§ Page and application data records
======

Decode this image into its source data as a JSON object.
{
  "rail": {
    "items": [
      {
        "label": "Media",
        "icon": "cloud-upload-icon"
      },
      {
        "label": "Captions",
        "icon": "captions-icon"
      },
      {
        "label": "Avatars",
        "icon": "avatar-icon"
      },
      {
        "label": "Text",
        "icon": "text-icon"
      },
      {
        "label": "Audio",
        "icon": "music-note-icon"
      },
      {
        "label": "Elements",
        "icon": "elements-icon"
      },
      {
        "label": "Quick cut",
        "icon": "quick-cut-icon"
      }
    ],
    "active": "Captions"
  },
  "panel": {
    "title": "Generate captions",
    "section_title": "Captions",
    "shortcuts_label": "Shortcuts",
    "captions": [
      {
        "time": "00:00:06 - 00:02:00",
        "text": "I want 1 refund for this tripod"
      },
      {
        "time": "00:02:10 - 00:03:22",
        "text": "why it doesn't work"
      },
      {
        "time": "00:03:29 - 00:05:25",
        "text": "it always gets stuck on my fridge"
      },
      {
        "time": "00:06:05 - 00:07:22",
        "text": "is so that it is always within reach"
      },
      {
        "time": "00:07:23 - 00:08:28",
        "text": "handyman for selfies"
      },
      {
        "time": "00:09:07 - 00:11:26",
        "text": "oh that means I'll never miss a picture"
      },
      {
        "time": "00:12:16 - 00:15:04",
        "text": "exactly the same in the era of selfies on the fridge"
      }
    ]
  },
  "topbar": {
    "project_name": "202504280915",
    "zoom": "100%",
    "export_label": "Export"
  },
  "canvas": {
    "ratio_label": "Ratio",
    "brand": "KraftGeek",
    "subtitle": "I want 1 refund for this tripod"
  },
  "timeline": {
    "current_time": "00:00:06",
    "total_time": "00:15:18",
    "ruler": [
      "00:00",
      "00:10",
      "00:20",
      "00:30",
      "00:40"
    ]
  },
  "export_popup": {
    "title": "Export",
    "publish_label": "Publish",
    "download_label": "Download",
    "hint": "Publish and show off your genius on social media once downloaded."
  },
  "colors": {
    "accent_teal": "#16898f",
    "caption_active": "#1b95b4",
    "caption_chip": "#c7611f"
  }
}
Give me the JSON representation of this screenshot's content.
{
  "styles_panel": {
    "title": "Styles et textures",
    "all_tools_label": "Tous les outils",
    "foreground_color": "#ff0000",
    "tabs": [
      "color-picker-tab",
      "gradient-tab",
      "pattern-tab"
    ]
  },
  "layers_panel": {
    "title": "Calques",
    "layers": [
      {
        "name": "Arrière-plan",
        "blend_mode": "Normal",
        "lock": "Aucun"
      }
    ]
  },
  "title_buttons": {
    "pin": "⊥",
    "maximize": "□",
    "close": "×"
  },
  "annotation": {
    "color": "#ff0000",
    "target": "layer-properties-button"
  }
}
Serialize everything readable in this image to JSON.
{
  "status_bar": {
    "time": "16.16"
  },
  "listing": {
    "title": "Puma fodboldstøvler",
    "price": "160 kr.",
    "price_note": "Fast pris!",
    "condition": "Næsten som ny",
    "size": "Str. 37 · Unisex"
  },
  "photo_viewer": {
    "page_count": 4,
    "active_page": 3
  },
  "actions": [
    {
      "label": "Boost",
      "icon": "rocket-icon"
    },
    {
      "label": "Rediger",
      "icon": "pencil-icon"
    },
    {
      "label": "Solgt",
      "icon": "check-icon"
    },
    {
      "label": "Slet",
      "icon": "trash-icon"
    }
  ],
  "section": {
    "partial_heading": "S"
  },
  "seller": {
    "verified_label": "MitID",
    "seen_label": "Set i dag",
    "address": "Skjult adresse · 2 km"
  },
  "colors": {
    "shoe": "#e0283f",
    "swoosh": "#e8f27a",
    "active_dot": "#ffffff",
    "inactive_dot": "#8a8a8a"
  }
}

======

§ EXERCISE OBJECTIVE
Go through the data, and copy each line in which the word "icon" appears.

§ RESULT
        "icon": "cloud-upload-icon"
        "icon": "captions-icon"
        "icon": "avatar-icon"
        "icon": "text-icon"
        "icon": "music-note-icon"
        "icon": "elements-icon"
        "icon": "quick-cut-icon"
      "icon": "rocket-icon"
      "icon": "pencil-icon"
      "icon": "check-icon"
      "icon": "trash-icon"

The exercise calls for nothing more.